Music helps DJ with autism find his voice
Kyle Brochu says music helps him communicate in a way that he had never been able to before
Growing up with autism, loud noises and crowds were often some of the biggest triggers for Prince George's Kyle Brochu.
But when Brochu started making music as a teenager, and eventually found himself deejaying, cranking out loud tunes in front of a crowd turned out to be comforting.
That's when Brochu, a self-described "shut-in hermit", realized that he had found his voice.
"I definitely think it's compensation for not having that social acceptance in everyday life," he told Daybreak North.
"Music has really influenced me by giving me an avenue for self actualization — a way to communicate concepts and feelings that I probably never would have been able to until that point."

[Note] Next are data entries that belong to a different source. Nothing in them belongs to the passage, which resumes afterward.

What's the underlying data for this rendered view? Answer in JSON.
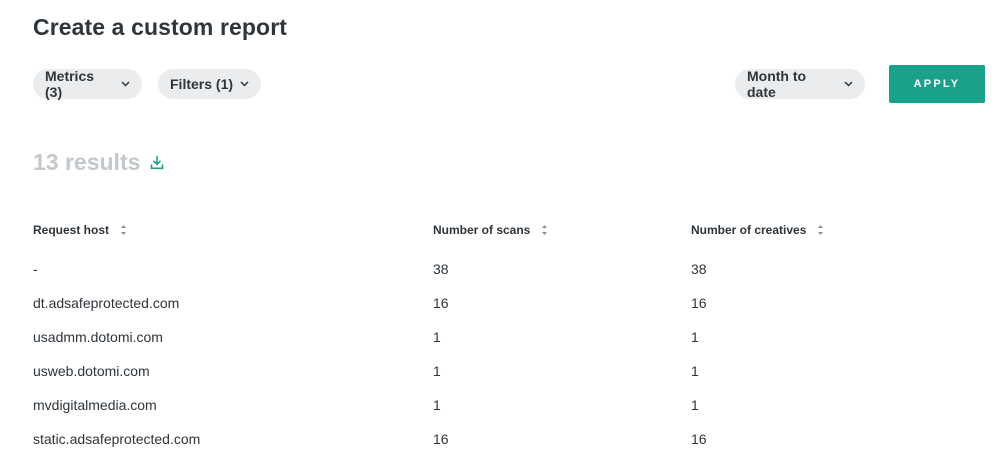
{
  "page": {
    "title": "Create a custom report"
  },
  "toolbar": {
    "metrics_label": "Metrics (3)",
    "filters_label": "Filters (1)",
    "date_range_label": "Month to date",
    "apply_label": "APPLY"
  },
  "results": {
    "count_label": "13 results"
  },
  "table": {
    "columns": [
      "Request host",
      "Number of scans",
      "Number of creatives"
    ],
    "rows": [
      {
        "host": "-",
        "scans": "38",
        "creatives": "38"
      },
      {
        "host": "dt.adsafeprotected.com",
        "scans": "16",
        "creatives": "16"
      },
      {
        "host": "usadmm.dotomi.com",
        "scans": "1",
        "creatives": "1"
      },
      {
        "host": "usweb.dotomi.com",
        "scans": "1",
        "creatives": "1"
      },
      {
        "host": "mvdigitalmedia.com",
        "scans": "1",
        "creatives": "1"
      },
      {
        "host": "static.adsafeprotected.com",
        "scans": "16",
        "creatives": "16"
      }
    ]
  },
  "icons": {
    "chevron": "chevron-down-icon",
    "download": "download-icon",
    "sort": "sort-icon"
  },
  "colors": {
    "accent": "#1aa189",
    "pill_bg": "#ebeced",
    "muted_text": "#c3c8cc",
    "text": "#2e353b"
  }
}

Today, Brochu, a DJ and electronic music producer, goes by the alias Digital Shadow. Before he discovered music, Brochu says he always found it difficult to interact with others in social settings.
"One of the major differences in an autistic mind compared to a neuro-typical mind is those lack of filters, and a very common effect of that is sensory overload, or there's too much coming in," he said.

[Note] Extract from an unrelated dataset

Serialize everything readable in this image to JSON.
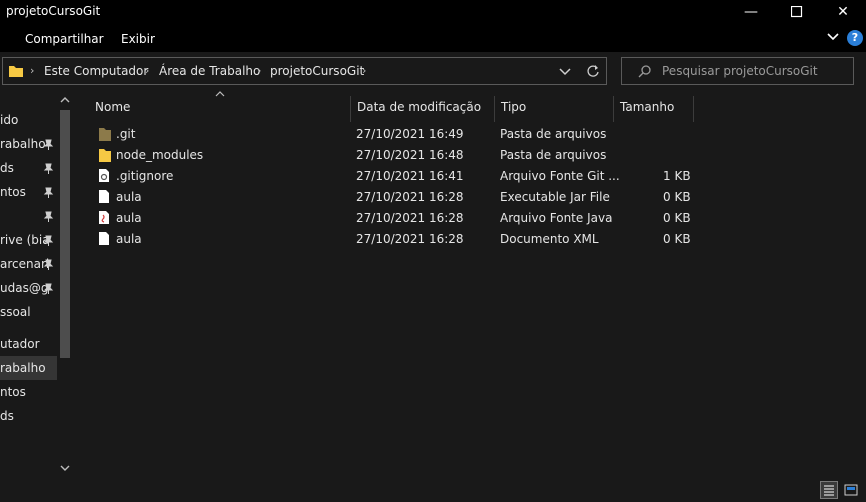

"You can't handle it all so you just need to shut down and go back off for a while. Most people see that, and that's what they associate — they see a disability … basically a withdrawal from the world, but they don't see the other end, which is so highly involved and so present."

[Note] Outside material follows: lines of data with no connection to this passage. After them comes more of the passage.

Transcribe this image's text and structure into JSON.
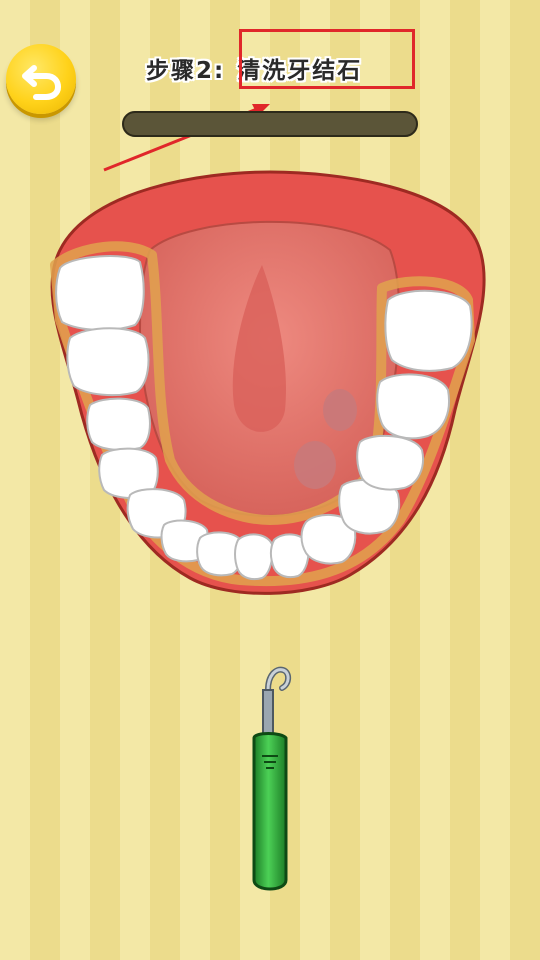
{
  "header": {
    "step_label": "步骤2:",
    "step_action": "清洗牙结石"
  },
  "progress": {
    "value": 0
  },
  "icons": {
    "back": "undo-arrow-icon",
    "tool": "dental-scaler-icon"
  },
  "colors": {
    "highlight": "#e0272a",
    "back_button": "#ffd21a",
    "gum": "#e6524d",
    "tongue": "#e97b73",
    "tartar": "#e0a24e",
    "tool_handle": "#2fae3c"
  }
}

Brochu says autism is a spectrum disorder. Rather than view it as a disability, people should simply see it as "a difference," he said.
"There's many different ways of doing things and if it works, it works," he said.
To hear the full story, listen to the audio labelled: Prince George DJ with autism speaks out